[Stored dataset items]
*** Begin section ***

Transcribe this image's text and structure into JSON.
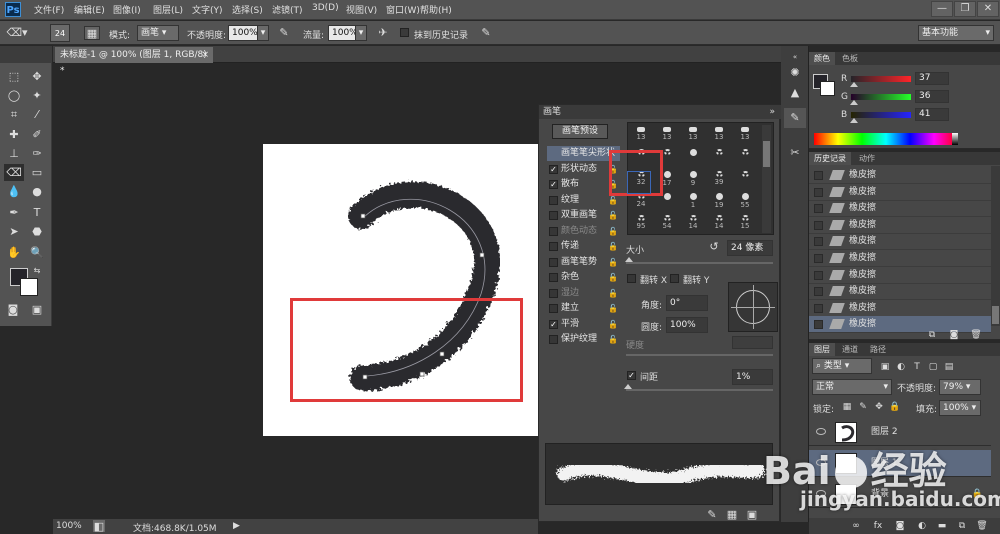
{
  "menubar": {
    "logo": "Ps",
    "items": [
      "文件(F)",
      "编辑(E)",
      "图像(I)",
      "图层(L)",
      "文字(Y)",
      "选择(S)",
      "滤镜(T)",
      "3D(D)",
      "视图(V)",
      "窗口(W)",
      "帮助(H)"
    ],
    "window_controls": [
      "—",
      "❐",
      "✕"
    ]
  },
  "options": {
    "brush_size": "24",
    "mode_label": "模式:",
    "mode_value": "画笔",
    "opacity_label": "不透明度:",
    "opacity_value": "100%",
    "flow_label": "流量:",
    "flow_value": "100%",
    "erase_history_label": "抹到历史记录",
    "workspace": "基本功能"
  },
  "document": {
    "tab_title": "未标题-1 @ 100% (图层 1, RGB/8) *",
    "close": "×"
  },
  "status": {
    "zoom": "100%",
    "doc_info": "文档:468.8K/1.05M"
  },
  "brush_panel": {
    "title": "画笔",
    "preset_button": "画笔预设",
    "sections": [
      {
        "label": "画笔笔尖形状",
        "checkbox": false,
        "checked": false,
        "selected": true,
        "dim": false,
        "lock": false
      },
      {
        "label": "形状动态",
        "checkbox": true,
        "checked": true,
        "selected": false,
        "dim": false,
        "lock": true
      },
      {
        "label": "散布",
        "checkbox": true,
        "checked": true,
        "selected": false,
        "dim": false,
        "lock": true
      },
      {
        "label": "纹理",
        "checkbox": true,
        "checked": false,
        "selected": false,
        "dim": false,
        "lock": true
      },
      {
        "label": "双重画笔",
        "checkbox": true,
        "checked": false,
        "selected": false,
        "dim": false,
        "lock": true
      },
      {
        "label": "颜色动态",
        "checkbox": true,
        "checked": false,
        "selected": false,
        "dim": true,
        "lock": true
      },
      {
        "label": "传递",
        "checkbox": true,
        "checked": false,
        "selected": false,
        "dim": false,
        "lock": true
      },
      {
        "label": "画笔笔势",
        "checkbox": true,
        "checked": false,
        "selected": false,
        "dim": false,
        "lock": true
      },
      {
        "label": "杂色",
        "checkbox": true,
        "checked": false,
        "selected": false,
        "dim": false,
        "lock": true
      },
      {
        "label": "湿边",
        "checkbox": true,
        "checked": false,
        "selected": false,
        "dim": true,
        "lock": true
      },
      {
        "label": "建立",
        "checkbox": true,
        "checked": false,
        "selected": false,
        "dim": false,
        "lock": true
      },
      {
        "label": "平滑",
        "checkbox": true,
        "checked": true,
        "selected": false,
        "dim": false,
        "lock": true
      },
      {
        "label": "保护纹理",
        "checkbox": true,
        "checked": false,
        "selected": false,
        "dim": false,
        "lock": true
      }
    ],
    "tips": [
      {
        "n": "13",
        "s": "bar"
      },
      {
        "n": "13",
        "s": "bar"
      },
      {
        "n": "13",
        "s": "bar"
      },
      {
        "n": "13",
        "s": "bar"
      },
      {
        "n": "13",
        "s": "bar"
      },
      {
        "n": "",
        "s": "splat"
      },
      {
        "n": "",
        "s": "splat"
      },
      {
        "n": "",
        "s": "round"
      },
      {
        "n": "",
        "s": "splat"
      },
      {
        "n": "",
        "s": "splat"
      },
      {
        "n": "32",
        "s": "splat"
      },
      {
        "n": "17",
        "s": "round"
      },
      {
        "n": "9",
        "s": "round"
      },
      {
        "n": "39",
        "s": "splat"
      },
      {
        "n": "",
        "s": "splat"
      },
      {
        "n": "24",
        "s": "splat"
      },
      {
        "n": "",
        "s": "round"
      },
      {
        "n": "1",
        "s": "round"
      },
      {
        "n": "19",
        "s": "round"
      },
      {
        "n": "55",
        "s": "round"
      },
      {
        "n": "95",
        "s": "splat"
      },
      {
        "n": "54",
        "s": "splat"
      },
      {
        "n": "14",
        "s": "splat"
      },
      {
        "n": "14",
        "s": "splat"
      },
      {
        "n": "15",
        "s": "splat"
      }
    ],
    "size_label": "大小",
    "size_value": "24 像素",
    "flip_x": "翻转 X",
    "flip_y": "翻转 Y",
    "angle_label": "角度:",
    "angle_value": "0°",
    "roundness_label": "圆度:",
    "roundness_value": "100%",
    "hardness_label": "硬度",
    "spacing_label": "间距",
    "spacing_value": "1%"
  },
  "color_panel": {
    "tabs": [
      "颜色",
      "色板"
    ],
    "channels": [
      {
        "label": "R",
        "value": "37"
      },
      {
        "label": "G",
        "value": "36"
      },
      {
        "label": "B",
        "value": "41"
      }
    ]
  },
  "history_panel": {
    "tabs": [
      "历史记录",
      "动作"
    ],
    "rows": [
      {
        "label": "橡皮擦",
        "selected": false
      },
      {
        "label": "橡皮擦",
        "selected": false
      },
      {
        "label": "橡皮擦",
        "selected": false
      },
      {
        "label": "橡皮擦",
        "selected": false
      },
      {
        "label": "橡皮擦",
        "selected": false
      },
      {
        "label": "橡皮擦",
        "selected": false
      },
      {
        "label": "橡皮擦",
        "selected": false
      },
      {
        "label": "橡皮擦",
        "selected": false
      },
      {
        "label": "橡皮擦",
        "selected": false
      },
      {
        "label": "橡皮擦",
        "selected": true
      }
    ]
  },
  "layers_panel": {
    "tabs": [
      "图层",
      "通道",
      "路径"
    ],
    "filter_label": "类型",
    "blend_mode": "正常",
    "opacity_label": "不透明度:",
    "opacity_value": "79%",
    "lock_label": "锁定:",
    "fill_label": "填充:",
    "fill_value": "100%",
    "layers": [
      {
        "name": "图层 2",
        "selected": false,
        "thumb": "stroke",
        "locked": false
      },
      {
        "name": "图层 1",
        "selected": true,
        "thumb": "white",
        "locked": false
      },
      {
        "name": "背景",
        "selected": false,
        "thumb": "white",
        "locked": true
      }
    ]
  },
  "watermark": {
    "brand": "Bai",
    "suffix": "经验",
    "url": "jingyan.baidu.com"
  },
  "colors": {
    "highlight_red": "#e03a3a",
    "selection_blue": "#5d6a80",
    "stroke_dark": "#2b2a2e"
  }
}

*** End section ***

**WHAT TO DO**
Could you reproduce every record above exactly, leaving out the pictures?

**WRITTEN ANSWER**
Transcribe this image's text and structure into JSON.
{
  "menubar": {
    "logo": "Ps",
    "items": [
      "文件(F)",
      "编辑(E)",
      "图像(I)",
      "图层(L)",
      "文字(Y)",
      "选择(S)",
      "滤镜(T)",
      "3D(D)",
      "视图(V)",
      "窗口(W)",
      "帮助(H)"
    ],
    "window_controls": [
      "—",
      "❐",
      "✕"
    ]
  },
  "options": {
    "brush_size": "24",
    "mode_label": "模式:",
    "mode_value": "画笔",
    "opacity_label": "不透明度:",
    "opacity_value": "100%",
    "flow_label": "流量:",
    "flow_value": "100%",
    "erase_history_label": "抹到历史记录",
    "workspace": "基本功能"
  },
  "document": {
    "tab_title": "未标题-1 @ 100% (图层 1, RGB/8) *",
    "close": "×"
  },
  "status": {
    "zoom": "100%",
    "doc_info": "文档:468.8K/1.05M"
  },
  "brush_panel": {
    "title": "画笔",
    "preset_button": "画笔预设",
    "sections": [
      {
        "label": "画笔笔尖形状",
        "checkbox": false,
        "checked": false,
        "selected": true,
        "dim": false,
        "lock": false
      },
      {
        "label": "形状动态",
        "checkbox": true,
        "checked": true,
        "selected": false,
        "dim": false,
        "lock": true
      },
      {
        "label": "散布",
        "checkbox": true,
        "checked": true,
        "selected": false,
        "dim": false,
        "lock": true
      },
      {
        "label": "纹理",
        "checkbox": true,
        "checked": false,
        "selected": false,
        "dim": false,
        "lock": true
      },
      {
        "label": "双重画笔",
        "checkbox": true,
        "checked": false,
        "selected": false,
        "dim": false,
        "lock": true
      },
      {
        "label": "颜色动态",
        "checkbox": true,
        "checked": false,
        "selected": false,
        "dim": true,
        "lock": true
      },
      {
        "label": "传递",
        "checkbox": true,
        "checked": false,
        "selected": false,
        "dim": false,
        "lock": true
      },
      {
        "label": "画笔笔势",
        "checkbox": true,
        "checked": false,
        "selected": false,
        "dim": false,
        "lock": true
      },
      {
        "label": "杂色",
        "checkbox": true,
        "checked": false,
        "selected": false,
        "dim": false,
        "lock": true
      },
      {
        "label": "湿边",
        "checkbox": true,
        "checked": false,
        "selected": false,
        "dim": true,
        "lock": true
      },
      {
        "label": "建立",
        "checkbox": true,
        "checked": false,
        "selected": false,
        "dim": false,
        "lock": true
      },
      {
        "label": "平滑",
        "checkbox": true,
        "checked": true,
        "selected": false,
        "dim": false,
        "lock": true
      },
      {
        "label": "保护纹理",
        "checkbox": true,
        "checked": false,
        "selected": false,
        "dim": false,
        "lock": true
      }
    ],
    "tips": [
      {
        "n": "13",
        "s": "bar"
      },
      {
        "n": "13",
        "s": "bar"
      },
      {
        "n": "13",
        "s": "bar"
      },
      {
        "n": "13",
        "s": "bar"
      },
      {
        "n": "13",
        "s": "bar"
      },
      {
        "n": "",
        "s": "splat"
      },
      {
        "n": "",
        "s": "splat"
      },
      {
        "n": "",
        "s": "round"
      },
      {
        "n": "",
        "s": "splat"
      },
      {
        "n": "",
        "s": "splat"
      },
      {
        "n": "32",
        "s": "splat"
      },
      {
        "n": "17",
        "s": "round"
      },
      {
        "n": "9",
        "s": "round"
      },
      {
        "n": "39",
        "s": "splat"
      },
      {
        "n": "",
        "s": "splat"
      },
      {
        "n": "24",
        "s": "splat"
      },
      {
        "n": "",
        "s": "round"
      },
      {
        "n": "1",
        "s": "round"
      },
      {
        "n": "19",
        "s": "round"
      },
      {
        "n": "55",
        "s": "round"
      },
      {
        "n": "95",
        "s": "splat"
      },
      {
        "n": "54",
        "s": "splat"
      },
      {
        "n": "14",
        "s": "splat"
      },
      {
        "n": "14",
        "s": "splat"
      },
      {
        "n": "15",
        "s": "splat"
      }
    ],
    "size_label": "大小",
    "size_value": "24 像素",
    "flip_x": "翻转 X",
    "flip_y": "翻转 Y",
    "angle_label": "角度:",
    "angle_value": "0°",
    "roundness_label": "圆度:",
    "roundness_value": "100%",
    "hardness_label": "硬度",
    "spacing_label": "间距",
    "spacing_value": "1%"
  },
  "color_panel": {
    "tabs": [
      "颜色",
      "色板"
    ],
    "channels": [
      {
        "label": "R",
        "value": "37"
      },
      {
        "label": "G",
        "value": "36"
      },
      {
        "label": "B",
        "value": "41"
      }
    ]
  },
  "history_panel": {
    "tabs": [
      "历史记录",
      "动作"
    ],
    "rows": [
      {
        "label": "橡皮擦",
        "selected": false
      },
      {
        "label": "橡皮擦",
        "selected": false
      },
      {
        "label": "橡皮擦",
        "selected": false
      },
      {
        "label": "橡皮擦",
        "selected": false
      },
      {
        "label": "橡皮擦",
        "selected": false
      },
      {
        "label": "橡皮擦",
        "selected": false
      },
      {
        "label": "橡皮擦",
        "selected": false
      },
      {
        "label": "橡皮擦",
        "selected": false
      },
      {
        "label": "橡皮擦",
        "selected": false
      },
      {
        "label": "橡皮擦",
        "selected": true
      }
    ]
  },
  "layers_panel": {
    "tabs": [
      "图层",
      "通道",
      "路径"
    ],
    "filter_label": "类型",
    "blend_mode": "正常",
    "opacity_label": "不透明度:",
    "opacity_value": "79%",
    "lock_label": "锁定:",
    "fill_label": "填充:",
    "fill_value": "100%",
    "layers": [
      {
        "name": "图层 2",
        "selected": false,
        "thumb": "stroke",
        "locked": false
      },
      {
        "name": "图层 1",
        "selected": true,
        "thumb": "white",
        "locked": false
      },
      {
        "name": "背景",
        "selected": false,
        "thumb": "white",
        "locked": true
      }
    ]
  },
  "watermark": {
    "brand": "Bai",
    "suffix": "经验",
    "url": "jingyan.baidu.com"
  },
  "colors": {
    "highlight_red": "#e03a3a",
    "selection_blue": "#5d6a80",
    "stroke_dark": "#2b2a2e"
  }
}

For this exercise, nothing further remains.